Myocardial glycogen depletion cannot explain the cardioprotective effects of ischemic preconditioning in the rat heart

Gregory K. Asimakis

Research output: Contribution to journalArticlepeer-review

22 Scopus citations


The mechanism of ischemic preconditioning remains unknown. The role of glycogen depletion prior to prolonged ischemia was examined as a potential mechanism of ischemic preconditioning. The glycogen content of the rat heart varies in a 24-h rhythm. In a retrospective study, the relationships between the time of day the animals were sacrificed, pre-ischemic myocardial glycogen content, and post-ischemic functional recovery were assessed in non-conditioned and ischemically preconditioned hearts. The analyses were performed on previously published data . After an equilibration perfusion, isolated rat hearts were given 40 min of global ischemia followed by 30 min of reperfusion. Preconditioned hearts received 5 min of ischemia followed by a 5-min recovery period prior to the 40-min ischemic period. Some of the hearts were freeze-clamped immediately prior to the 40 min ischemic period to determine pre-ischemic glycogen content. Pre-ischemic glycogen was higher in the morning than afternoon. The time of day correlated significantly with the pre-ischemic glycogen content of non-conditioned (r = 0.67; P < 0.005) and preconditioned (r = 0.79; P < 0.001) hearts. However, time of day did not correlate significantly with post-ischemic recovery of heart rate x developed pressure (HR x DP) or end-diastolic pressure (EDP) in either the non-conditioned or preconditioned hearts. The relationships were also assessed by subdividing the groups into either morning (a.m.) or afternoon (p.m.) hearts. The pre-ischemic glycogen content was lower in the non-conditioned-p.m. (n = 5) hearts compared to the non-conditioned-a.m. (n = 10) hearts (67.6 ± 9.0 v 128.1 ± 13.3 nmol glucose/mg protein, P < 0.005). However, there were no significant differences between p.m. (n = 13) and a.m. (n = 9) non-conditioned hearts with respect to post-ischemic recovery of HR x DP (20.6 ± 4 v 12.0 ± 4% of baseline, respectively, P = N.S.). In contrast, preconditioned-p.m. (n = 6) and -a.m. (n = 7) had pre-ischemic glycogen contents of 49.6 ± 6 and 76.6 ± 5.0 nmol glucose/mg protein, respectively. These glycogen values were not significantly different from the non-conditioned-p.m. hearts (67.6 nmol/mg protein). However, post-ischemic recovery of HR x DP in the preconditioned-p.m. (n = 5) and -a.m. (n = 6) hearts were 54.6 ± 5 and 51.4 ± 8% of baseline, respectively (these values were significantly higher (P < 0.05) than the recovery for the non-conditioned-p.m. and -a.m. hearts). The results imply that the cardioprotection of ischemic preconditioning cannot be explained solely by myocardial glycogen depletion.

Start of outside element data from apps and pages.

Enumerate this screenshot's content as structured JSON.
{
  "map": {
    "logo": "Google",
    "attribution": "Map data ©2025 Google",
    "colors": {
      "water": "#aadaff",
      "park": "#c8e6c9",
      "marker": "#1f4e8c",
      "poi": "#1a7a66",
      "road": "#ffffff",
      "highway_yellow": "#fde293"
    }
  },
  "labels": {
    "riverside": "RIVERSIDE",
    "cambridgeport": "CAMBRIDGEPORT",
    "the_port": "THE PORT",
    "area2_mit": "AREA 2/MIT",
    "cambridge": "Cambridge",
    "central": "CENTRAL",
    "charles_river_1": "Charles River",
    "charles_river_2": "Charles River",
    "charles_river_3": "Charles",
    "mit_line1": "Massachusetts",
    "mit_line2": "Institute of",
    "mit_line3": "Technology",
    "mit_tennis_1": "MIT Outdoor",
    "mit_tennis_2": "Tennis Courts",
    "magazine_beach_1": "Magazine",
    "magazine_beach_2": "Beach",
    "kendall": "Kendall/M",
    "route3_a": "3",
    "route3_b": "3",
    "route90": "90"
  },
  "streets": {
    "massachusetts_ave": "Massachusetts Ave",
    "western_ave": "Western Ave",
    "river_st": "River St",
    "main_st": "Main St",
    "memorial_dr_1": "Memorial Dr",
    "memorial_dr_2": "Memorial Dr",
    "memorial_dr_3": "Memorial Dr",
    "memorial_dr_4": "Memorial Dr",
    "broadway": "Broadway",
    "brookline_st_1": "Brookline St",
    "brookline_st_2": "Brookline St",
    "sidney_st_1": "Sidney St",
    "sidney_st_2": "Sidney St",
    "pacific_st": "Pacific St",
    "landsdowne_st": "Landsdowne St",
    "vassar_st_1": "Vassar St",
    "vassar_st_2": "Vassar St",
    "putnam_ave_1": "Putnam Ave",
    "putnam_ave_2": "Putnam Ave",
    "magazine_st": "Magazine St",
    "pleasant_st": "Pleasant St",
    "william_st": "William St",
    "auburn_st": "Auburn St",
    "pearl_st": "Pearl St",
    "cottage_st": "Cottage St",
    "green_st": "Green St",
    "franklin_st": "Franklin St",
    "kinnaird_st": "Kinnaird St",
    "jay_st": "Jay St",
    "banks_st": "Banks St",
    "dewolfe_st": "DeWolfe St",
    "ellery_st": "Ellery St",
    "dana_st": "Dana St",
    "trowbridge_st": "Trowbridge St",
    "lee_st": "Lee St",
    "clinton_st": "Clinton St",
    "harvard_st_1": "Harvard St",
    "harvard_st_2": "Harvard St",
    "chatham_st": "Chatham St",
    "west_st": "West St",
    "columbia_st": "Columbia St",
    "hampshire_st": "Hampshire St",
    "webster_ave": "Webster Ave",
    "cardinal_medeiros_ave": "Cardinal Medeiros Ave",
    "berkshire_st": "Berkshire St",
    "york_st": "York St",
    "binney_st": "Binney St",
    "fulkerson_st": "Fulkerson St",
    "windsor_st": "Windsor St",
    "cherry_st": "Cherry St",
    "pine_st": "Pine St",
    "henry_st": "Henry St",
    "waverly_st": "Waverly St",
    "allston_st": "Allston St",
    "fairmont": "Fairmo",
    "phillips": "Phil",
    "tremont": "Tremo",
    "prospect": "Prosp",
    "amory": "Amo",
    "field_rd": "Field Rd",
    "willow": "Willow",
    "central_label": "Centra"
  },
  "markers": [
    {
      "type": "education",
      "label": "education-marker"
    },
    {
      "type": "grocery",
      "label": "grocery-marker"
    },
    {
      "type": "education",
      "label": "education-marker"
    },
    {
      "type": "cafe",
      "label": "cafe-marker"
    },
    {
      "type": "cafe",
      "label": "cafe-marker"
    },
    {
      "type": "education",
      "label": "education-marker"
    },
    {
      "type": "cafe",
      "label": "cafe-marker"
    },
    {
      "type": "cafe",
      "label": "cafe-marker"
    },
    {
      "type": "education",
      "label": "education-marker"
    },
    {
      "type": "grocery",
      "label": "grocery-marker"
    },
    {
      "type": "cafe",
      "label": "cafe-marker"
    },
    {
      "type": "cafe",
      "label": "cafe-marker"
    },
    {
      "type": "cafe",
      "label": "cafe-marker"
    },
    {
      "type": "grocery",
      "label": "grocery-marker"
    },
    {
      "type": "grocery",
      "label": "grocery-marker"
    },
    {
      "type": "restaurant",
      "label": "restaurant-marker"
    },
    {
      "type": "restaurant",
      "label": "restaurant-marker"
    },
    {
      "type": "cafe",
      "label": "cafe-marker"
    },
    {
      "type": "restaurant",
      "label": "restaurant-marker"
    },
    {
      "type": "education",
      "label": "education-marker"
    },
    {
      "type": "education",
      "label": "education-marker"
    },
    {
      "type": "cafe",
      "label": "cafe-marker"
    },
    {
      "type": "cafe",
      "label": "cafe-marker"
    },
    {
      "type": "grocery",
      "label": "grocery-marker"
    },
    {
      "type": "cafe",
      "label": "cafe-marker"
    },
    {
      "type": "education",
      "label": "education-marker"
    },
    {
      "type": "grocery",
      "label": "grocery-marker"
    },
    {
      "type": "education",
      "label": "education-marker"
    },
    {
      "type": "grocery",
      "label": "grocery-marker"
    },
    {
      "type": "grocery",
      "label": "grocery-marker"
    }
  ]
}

Original languageEnglish (US)
Pages (from-to)563-570
Number of pages8
JournalJournal of Molecular and Cellular Cardiology
Issue number3
StatePublished - Mar 1996
Externally publishedYes


  • Ischemic injury
  • Ischemic preconditioning
  • Myocardial glycogen
  • Rat heart

ASJC Scopus subject areas

  • Molecular Biology
  • Cardiology and Cardiovascular Medicine


Dive into the research topics of 'Myocardial glycogen depletion cannot explain the cardioprotective effects of ischemic preconditioning in the rat heart'. Together they form a unique fingerprint.

Cite this